In just 30 finger-lickin' minutes of screen time in White Oleander, Robin Wright Penn swan dives into a snifter of Jack Daniel's, devours a carton of Camels, and fires off a six-shooter. Tarted up like Tammy Faye on prom night, she hijacks the picture as a God-fearing, gun-toting trailer-park queen aptly named Starr.
For the usually demure Penn, who's birthed a Gump and holds a place in the Gen-X hall of fame as the Princess Bride, squeezing into Starr's tube tops was an adventure. Still, when director Peter Kosminsky called, she tried to talk herself out of the job. "I don't think you want me," she told him. "I weigh like 100 pounds. I'm flat-chested."
"True," Kosminsky says, laughing. "In the book, Starr is described as having a huge bust. But she wasn't just a whore, and I didn't want her to be a cliché. I wanted a real, low-key, understated performance, and I knew Robin would do that brilliantly."
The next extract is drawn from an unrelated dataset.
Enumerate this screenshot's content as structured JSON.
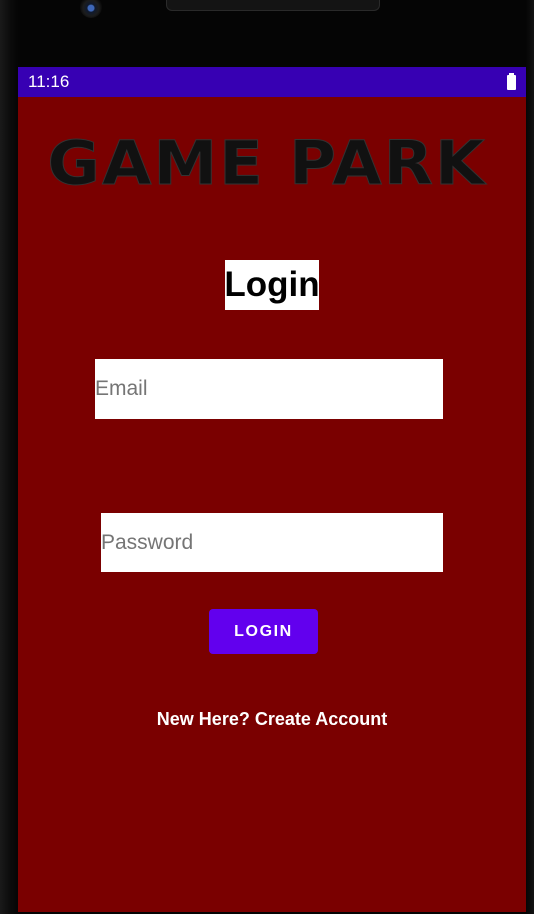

Flashing back to her junior-high days of turquoise eyeliner and banana clips "was an absolute blast," Penn says. She used the opportunity to delve into the ruptured psyche of a character who can quote the "Good Book" while speeding home in her station wagon to bed a married man. "I think it's the dichotomy of a woman's desperation—the need to be good, to repent," Penn explains. "But it's never coming from the heart. The only thing coming from her heart is that sense of desperation."